ENFPs are naturally agreeable and good-natured. They prefer harmony and enjoyment and will easily go along with others and not create unnecessary conflict.
In addition, their ability to find something interesting and enjoyable, even in people or activities they don’t like, makes them easy for everyone to get along with.
5 Weaknesses of the ENFP Personality
With the personality profile and strengths of the ENFP, you may already be able to anticipate some of their weaknesses. Here are some of the drawbacks of being an ENFP:
Because ENFPs prefer to keep their plans casual and open-ended and tend to be more interested in the next big thing, their daily lives can be disorganized and lack follow-through.
As a result, they tend to procrastinate chores or not execute their long-term plans and goals, which can be a source of stress or disappointment in their lives.
The incredible sensitivity of an ENFP can lead to oversensitivity and overthinking.

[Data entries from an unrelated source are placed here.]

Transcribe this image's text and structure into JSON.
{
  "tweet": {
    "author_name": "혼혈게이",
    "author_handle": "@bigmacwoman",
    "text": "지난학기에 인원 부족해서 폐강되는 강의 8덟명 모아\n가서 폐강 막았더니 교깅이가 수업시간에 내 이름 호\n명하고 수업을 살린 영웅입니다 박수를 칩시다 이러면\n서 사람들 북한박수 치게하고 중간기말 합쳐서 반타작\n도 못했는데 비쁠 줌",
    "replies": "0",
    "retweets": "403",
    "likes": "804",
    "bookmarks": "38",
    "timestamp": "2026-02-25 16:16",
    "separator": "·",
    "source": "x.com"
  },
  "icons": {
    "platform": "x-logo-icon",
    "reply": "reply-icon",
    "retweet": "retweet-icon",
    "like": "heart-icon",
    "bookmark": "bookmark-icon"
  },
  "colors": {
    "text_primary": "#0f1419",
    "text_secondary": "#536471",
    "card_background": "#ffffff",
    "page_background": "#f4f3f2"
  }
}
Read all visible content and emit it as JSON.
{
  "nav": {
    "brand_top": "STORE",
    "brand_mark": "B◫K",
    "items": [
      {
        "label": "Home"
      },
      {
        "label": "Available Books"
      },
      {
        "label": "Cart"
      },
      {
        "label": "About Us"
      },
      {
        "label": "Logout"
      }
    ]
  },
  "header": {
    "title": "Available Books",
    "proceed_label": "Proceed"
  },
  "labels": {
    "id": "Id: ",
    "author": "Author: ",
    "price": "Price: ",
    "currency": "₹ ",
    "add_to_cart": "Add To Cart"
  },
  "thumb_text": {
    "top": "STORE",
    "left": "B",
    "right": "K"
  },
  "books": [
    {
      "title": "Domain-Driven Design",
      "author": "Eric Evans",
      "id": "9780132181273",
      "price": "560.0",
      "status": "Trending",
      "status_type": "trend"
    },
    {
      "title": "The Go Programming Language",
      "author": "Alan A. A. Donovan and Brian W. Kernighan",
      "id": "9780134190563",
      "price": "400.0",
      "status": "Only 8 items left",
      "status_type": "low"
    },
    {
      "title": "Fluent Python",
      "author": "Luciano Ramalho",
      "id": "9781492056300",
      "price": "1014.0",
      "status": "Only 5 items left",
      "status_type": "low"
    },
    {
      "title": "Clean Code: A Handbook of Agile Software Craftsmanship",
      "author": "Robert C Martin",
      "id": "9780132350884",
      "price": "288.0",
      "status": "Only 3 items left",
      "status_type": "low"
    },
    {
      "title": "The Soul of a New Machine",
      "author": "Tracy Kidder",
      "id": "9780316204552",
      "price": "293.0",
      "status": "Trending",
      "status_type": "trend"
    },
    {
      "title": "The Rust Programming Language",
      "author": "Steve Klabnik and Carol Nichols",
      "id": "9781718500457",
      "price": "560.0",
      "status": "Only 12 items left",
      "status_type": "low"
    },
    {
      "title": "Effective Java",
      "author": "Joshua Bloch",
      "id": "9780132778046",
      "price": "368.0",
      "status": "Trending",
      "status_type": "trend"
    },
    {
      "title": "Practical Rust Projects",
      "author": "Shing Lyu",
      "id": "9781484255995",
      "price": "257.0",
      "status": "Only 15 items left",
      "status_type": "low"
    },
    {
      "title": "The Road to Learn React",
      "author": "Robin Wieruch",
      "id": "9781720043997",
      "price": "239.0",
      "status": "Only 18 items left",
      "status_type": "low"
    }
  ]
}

They may end up dwelling for hours on a slight change of facial expression, the wording of a text message, or other minor interaction that isn’t very significant.
ENFPs love the feeling of excitement and enthusiasm that comes with new projects, new activities, and new people.
But unfortunately, they may quickly lose focus on existing projects or activities and get caught up in new things.
4. Not Always Realistic
An ENFP always wants to see the best in people and invest their energy in fun and positive activities.
This can make them too trusting of others or too optimistic about the results of their actions without a dose of healthy realism. They may not want to accept unpleasant truths and try to avoid facing reality.
These factors often combine to make the ENFP too much of a people-pleaser. They like others and want to be liked, so they often give too much of themselves or work too hard to make others happy without getting anything in return.
In addition, their natural good nature, generosity, and optimism make it hard for them to see when others are taking advantage of them and make them reluctant, to be honest when it may create conflict.
ENFPs are often drawn to work in humanitarian causes, personal growth, and artistic expression. But, generally speaking, ENFPs are unhappy in professions that require a lot of solitary thinking and concentration, such as many jobs in analysis, engineering, and science.
Instead, ENFPs should look for work that takes advantage of their exceptional communication skills, involves people and collaboration, with various tasks and challenges, and the opportunity for creativity and originality. Some of the best career choices that use the ENFP strengths include:
If you are an ENFP, it’s essential to find work, relationships, and a lifestyle that supports your many strengths, so you can shine.
The biggest area for personal growth for most ENFPs is learning how to understand, accept, and express their negative emotions.
The impulse to suppress negative emotions to promote harmony and get along with everyone can make the ENFP prone to bad situations or negative people, allow them to nurse resentment or grudges against others, or seek to suppress their feelings with drugs and alcohol.
Talk therapy may be helpful and takes advantage of an ENFP’s natural gregariousness. Still, ENFPs should try to balance all their extroverted, intuitive energy with a bit of introverted analysis.
Taking 5 minutes a day to keep a journal can give the ENFP a positive way to express and explore their feelings, giving them more insight into their negative emotions without risking the interpersonal conflict they fear.
Final Thoughts on the ENFP Personality
The Campaigner wins friends and admirers wherever they go with their warmth, compassion, and enthusiasm. ENFP strengths and weaknesses make a dynamic, outgoing, and engaging personality type.
If you are new to the MBTI and personality types, it can be helpful to start with an overview of the different personality types and characteristics. You may also want to take an online personality test to determine your personality type.
Finally, if you want to identify YOUR personality type, then take one of these 11 personality tests to better understand what makes you tick.